For six years, Ali Mesgarzadeh lived in limbo in the United States, unable to return to his home and family in Tehran during the turmoil of the Iranian Revolution and later the Iran-Iraq War.
Then Canada opened its doors.
“People leave because of war, economic situations and political persecution. No one wants to leave their home if they had a good life and a good job,” said the 62-year-old Toronto man, who joined his sister and moved to Canada in 1987 after finishing an engineering degree in Chicago and finding himself an unwelcome guest in the U.S. “I never felt I belonged there, but I feel I’m home in Canada. I belong here.”
When Mesgarzadeh and his three business partners — all immigrants who fled chaos in Iran in the 1980s — saw a City of Toronto notice looking for a site for a temporary refugee shelter, they immediately responded and offered the decommissioned Toronto Hydro building on eight acres of land they’d just bought on Yonge St., north of Finch Ave.
“This is very exciting for us. We can put this building to a great use for something we truly believe in,” said Hessam Ghadaki, whose father, Hashem, and relatives Mohammad Ghadaki, Saeid Aghaei and Mesgarzadeh founded the development company, Times Group Corporation. “This shelter is good for the city, good for the province and good for the country.”
Slated to officially open on Tuesday, the 80,000-square-foot, two-storey shelter is designed for single adult refugees and can accommodate 120 female and 80 male residents. Run by Homes First Society, it offers Halal meals and programming designed for refugees. Staff can speak multiple languages and have expertise in housing support, settlement programs and the asylum process.
The addition of 200 beds at the new shelter, tentatively named Willowdale Welcome Centre, is part of the city’s 2019 winter plan to open an extra 899 spaces to support Torontonians who need shelter during the cold months. The system already has 7,100 beds across 63 permanent shelters, motels and hotels.

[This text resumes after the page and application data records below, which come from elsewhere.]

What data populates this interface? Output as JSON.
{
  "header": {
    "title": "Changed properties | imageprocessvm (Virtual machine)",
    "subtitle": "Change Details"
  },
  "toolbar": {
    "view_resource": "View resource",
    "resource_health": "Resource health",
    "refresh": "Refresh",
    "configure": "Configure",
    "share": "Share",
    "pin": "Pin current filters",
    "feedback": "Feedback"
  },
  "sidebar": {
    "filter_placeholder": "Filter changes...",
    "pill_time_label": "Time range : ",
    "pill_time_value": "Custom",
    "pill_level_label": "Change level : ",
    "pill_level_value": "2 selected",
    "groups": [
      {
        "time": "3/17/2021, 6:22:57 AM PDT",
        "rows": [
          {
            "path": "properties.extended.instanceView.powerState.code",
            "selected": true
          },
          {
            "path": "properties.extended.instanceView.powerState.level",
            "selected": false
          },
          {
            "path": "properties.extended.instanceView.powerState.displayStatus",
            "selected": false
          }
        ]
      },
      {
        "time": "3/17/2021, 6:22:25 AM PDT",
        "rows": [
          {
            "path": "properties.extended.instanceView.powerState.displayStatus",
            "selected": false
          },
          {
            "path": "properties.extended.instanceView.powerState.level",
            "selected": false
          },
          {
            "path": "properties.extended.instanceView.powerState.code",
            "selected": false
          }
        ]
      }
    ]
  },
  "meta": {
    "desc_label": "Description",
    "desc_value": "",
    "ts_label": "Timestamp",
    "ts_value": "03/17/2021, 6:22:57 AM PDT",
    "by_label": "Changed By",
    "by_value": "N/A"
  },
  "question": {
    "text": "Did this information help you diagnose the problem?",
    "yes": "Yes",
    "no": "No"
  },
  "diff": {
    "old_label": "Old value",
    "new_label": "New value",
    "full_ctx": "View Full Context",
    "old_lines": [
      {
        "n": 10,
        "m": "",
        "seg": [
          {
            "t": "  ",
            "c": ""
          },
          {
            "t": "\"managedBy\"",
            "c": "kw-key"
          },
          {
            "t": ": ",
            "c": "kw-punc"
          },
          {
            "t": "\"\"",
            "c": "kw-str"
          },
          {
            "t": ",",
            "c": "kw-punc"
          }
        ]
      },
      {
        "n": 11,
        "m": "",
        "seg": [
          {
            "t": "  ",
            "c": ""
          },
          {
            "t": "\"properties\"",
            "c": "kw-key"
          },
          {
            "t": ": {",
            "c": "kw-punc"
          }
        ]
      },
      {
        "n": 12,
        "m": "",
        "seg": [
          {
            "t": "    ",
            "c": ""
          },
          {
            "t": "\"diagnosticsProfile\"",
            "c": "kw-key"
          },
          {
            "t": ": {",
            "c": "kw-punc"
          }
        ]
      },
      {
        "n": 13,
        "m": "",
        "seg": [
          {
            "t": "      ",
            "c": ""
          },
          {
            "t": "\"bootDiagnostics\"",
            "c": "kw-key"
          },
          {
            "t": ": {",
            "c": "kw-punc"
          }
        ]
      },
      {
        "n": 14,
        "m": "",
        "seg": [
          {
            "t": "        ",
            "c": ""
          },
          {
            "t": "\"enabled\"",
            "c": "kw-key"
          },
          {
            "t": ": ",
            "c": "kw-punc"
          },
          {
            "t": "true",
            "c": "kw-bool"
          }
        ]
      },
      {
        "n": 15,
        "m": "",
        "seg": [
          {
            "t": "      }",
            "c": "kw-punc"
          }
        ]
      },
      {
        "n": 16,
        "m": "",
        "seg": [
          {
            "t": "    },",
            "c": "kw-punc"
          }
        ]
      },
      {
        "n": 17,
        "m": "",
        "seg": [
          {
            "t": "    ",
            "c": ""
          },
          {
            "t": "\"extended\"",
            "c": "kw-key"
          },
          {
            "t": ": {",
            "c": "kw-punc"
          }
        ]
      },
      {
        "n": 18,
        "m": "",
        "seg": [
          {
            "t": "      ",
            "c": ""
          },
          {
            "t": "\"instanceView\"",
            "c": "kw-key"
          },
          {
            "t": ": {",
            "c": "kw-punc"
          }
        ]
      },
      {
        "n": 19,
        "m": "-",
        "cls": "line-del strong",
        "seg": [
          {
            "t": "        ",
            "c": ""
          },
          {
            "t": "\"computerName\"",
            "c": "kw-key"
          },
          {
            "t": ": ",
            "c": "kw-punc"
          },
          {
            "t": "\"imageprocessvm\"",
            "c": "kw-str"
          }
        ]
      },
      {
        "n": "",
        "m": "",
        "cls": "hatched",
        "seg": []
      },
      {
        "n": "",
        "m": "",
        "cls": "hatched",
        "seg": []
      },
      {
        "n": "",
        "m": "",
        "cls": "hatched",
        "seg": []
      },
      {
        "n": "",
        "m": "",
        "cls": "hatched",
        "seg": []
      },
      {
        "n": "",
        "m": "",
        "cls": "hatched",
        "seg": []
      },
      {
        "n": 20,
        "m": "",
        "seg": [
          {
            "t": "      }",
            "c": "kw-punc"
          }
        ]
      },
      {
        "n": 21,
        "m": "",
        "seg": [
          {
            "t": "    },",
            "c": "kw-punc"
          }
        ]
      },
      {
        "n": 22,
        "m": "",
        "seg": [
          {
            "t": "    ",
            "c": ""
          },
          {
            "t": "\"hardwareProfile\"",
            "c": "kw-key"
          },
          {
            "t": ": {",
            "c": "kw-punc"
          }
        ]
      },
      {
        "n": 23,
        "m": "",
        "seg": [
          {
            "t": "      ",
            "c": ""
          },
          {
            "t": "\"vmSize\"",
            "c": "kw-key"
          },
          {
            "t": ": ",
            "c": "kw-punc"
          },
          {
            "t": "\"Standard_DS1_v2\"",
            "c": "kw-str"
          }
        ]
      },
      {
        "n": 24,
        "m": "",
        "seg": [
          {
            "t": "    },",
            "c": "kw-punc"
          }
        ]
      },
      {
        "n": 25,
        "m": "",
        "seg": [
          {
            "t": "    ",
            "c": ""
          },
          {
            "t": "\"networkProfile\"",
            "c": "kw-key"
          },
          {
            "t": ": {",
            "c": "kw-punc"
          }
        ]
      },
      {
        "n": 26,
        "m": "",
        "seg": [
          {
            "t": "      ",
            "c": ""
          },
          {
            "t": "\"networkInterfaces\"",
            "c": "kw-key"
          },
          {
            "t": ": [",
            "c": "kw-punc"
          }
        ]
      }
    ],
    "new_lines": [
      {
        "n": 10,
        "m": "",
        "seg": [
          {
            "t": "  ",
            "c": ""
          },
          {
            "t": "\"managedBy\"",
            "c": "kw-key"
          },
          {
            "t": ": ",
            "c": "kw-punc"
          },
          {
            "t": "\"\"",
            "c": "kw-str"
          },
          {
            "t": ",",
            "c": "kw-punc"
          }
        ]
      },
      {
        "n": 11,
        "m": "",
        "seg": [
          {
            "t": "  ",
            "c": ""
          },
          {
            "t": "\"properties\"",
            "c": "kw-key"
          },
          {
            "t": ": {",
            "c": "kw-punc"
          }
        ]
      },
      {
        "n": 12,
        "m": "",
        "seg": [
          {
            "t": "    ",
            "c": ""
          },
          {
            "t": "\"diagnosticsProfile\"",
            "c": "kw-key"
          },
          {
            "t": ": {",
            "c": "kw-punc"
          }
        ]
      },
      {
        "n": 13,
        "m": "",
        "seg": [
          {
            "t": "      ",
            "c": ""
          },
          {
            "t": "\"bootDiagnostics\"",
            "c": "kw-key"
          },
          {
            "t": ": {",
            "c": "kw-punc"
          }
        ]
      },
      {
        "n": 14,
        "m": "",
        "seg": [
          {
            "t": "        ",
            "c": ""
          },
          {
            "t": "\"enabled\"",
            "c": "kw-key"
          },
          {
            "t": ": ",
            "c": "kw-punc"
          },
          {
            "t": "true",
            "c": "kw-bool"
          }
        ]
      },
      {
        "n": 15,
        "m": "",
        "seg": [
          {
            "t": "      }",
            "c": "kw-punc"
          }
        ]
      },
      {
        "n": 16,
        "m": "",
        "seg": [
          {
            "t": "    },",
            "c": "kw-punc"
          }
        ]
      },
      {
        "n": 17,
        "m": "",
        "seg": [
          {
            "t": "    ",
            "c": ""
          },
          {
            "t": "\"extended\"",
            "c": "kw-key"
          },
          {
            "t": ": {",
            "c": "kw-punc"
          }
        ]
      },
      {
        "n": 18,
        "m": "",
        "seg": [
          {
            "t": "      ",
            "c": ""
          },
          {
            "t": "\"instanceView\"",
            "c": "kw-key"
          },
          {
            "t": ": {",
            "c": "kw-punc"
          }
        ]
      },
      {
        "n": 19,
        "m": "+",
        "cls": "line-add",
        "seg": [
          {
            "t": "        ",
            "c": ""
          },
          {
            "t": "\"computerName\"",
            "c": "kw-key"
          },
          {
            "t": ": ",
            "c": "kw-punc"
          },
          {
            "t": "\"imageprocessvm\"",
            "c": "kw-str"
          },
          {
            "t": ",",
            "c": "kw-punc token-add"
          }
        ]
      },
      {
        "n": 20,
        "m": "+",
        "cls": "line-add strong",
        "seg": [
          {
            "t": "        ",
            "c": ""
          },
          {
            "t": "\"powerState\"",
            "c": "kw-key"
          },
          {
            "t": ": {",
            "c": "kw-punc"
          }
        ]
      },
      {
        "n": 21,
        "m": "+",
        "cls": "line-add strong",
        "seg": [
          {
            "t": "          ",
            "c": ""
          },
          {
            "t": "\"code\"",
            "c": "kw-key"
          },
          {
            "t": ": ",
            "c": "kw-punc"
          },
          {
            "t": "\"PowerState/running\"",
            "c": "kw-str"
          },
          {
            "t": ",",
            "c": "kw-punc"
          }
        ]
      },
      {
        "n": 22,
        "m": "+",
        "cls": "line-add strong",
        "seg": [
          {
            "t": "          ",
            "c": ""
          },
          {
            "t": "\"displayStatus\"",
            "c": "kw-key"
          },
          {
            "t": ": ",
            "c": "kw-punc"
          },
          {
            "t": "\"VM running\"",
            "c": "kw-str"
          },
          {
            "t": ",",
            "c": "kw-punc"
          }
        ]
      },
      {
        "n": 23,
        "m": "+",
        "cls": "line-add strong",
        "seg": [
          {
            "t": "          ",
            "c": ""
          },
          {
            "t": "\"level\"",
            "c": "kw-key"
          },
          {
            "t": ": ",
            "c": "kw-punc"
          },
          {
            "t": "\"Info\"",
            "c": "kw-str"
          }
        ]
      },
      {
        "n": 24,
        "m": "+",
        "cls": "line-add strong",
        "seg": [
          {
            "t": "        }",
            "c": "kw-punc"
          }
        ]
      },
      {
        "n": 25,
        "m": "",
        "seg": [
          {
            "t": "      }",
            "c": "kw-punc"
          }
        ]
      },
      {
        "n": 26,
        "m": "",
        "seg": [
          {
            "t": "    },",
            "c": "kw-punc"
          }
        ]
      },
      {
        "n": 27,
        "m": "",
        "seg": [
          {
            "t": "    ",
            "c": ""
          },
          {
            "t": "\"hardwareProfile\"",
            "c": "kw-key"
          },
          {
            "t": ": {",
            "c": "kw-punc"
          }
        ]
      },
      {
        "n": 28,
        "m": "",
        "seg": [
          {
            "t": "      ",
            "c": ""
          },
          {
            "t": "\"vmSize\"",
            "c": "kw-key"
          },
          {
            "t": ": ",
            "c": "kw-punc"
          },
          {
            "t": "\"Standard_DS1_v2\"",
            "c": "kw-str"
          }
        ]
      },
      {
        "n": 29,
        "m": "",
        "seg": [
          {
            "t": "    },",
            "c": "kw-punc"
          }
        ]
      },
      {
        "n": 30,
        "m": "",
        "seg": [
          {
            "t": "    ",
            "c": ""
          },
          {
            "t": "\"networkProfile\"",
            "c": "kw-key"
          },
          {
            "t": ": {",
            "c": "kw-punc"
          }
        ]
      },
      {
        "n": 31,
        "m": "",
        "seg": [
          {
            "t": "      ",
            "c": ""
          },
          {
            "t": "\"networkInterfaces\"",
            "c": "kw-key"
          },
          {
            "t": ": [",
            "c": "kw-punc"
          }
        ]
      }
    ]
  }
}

Toronto shelters have been overwhelmed by the surge of so-called irregular migrants who cross into Canada from the U.S. outside the official ports of entry and claim asylum here. The influx since early 2018 prompted the government last summer to lease dorms at Humber and Centennial colleges as emergency refugee shelters.
As of October, about 36 per cent of all residents in the city’s permanent shelter system were refugees or asylum claimants, with an average of 15 to 20 newcomers entering the system each day. Most of them are families but there are a growing number of single adults arriving.
Newly arrived refugees will be referred directly to the new facility while those who are already sheltered somewhere else are given the opportunity to transfer here, said Gord Tanner, the city’s director of homelessness initiatives and prevention services.
“They all have similar kind of needs. This helps us provide more focused programming,” he explained. “Refugees and asylum claimants are new to the city and have very distinct needs. They may have questions about the asylum process and legal support. The pro is to have them in one space to access the information they need.”
The new shelter — on a two-year lease by Times Group who bought the property at $122.5 million in April 2018 — has an industrial kitchen and dining hall, as well as a prayer area, a weekly health clinic and an activity room equipped with computers and internet access. There’s also a laundry service and a special room staff can use to clean items infested with beg bugs. The facility is a 10-minute walk from the Finch subway station.
“This is a more comforting environment and they can feel more secure,” said Patricia Mueller, executive director of Homes First.
Last summer, the Radisson Hotel, one of four used to house refugee families, was the scene of an arson and protests by anti-refugee groups. The new facility will have two guards on duty at all times.
While most comparable properties in the area would cost around $20 per square foot plus landlord maintenance costs and taxes, Times Group offered the property to the city at a rate of just $6 per square foot, including maintenance fees.
Ghadaki, whose father first started the company in 1985, said the four founding families started in Toronto by buying, renovating and flipping homes before moving into commercial development. They survived the recession in the late 1980s and early 1990s, and then shifted to building residential homes. This year, their business enterprise has more than 2,200 residential units under construction in the GTA.
“We have friends in our network still coming to Toronto. Every time they arrive, we sit down, hear their challenges and work with them. It is difficult for people to move. They make a lot of sacrifices,” said Ghadaki, 38, who serves as Times Group’s corporate counsel. “It’s good we can give back to society and help people get back on their feet.”
Nicholas Keung is a Toronto-based reporter covering immigration. Follow him on Twitter: @nkeung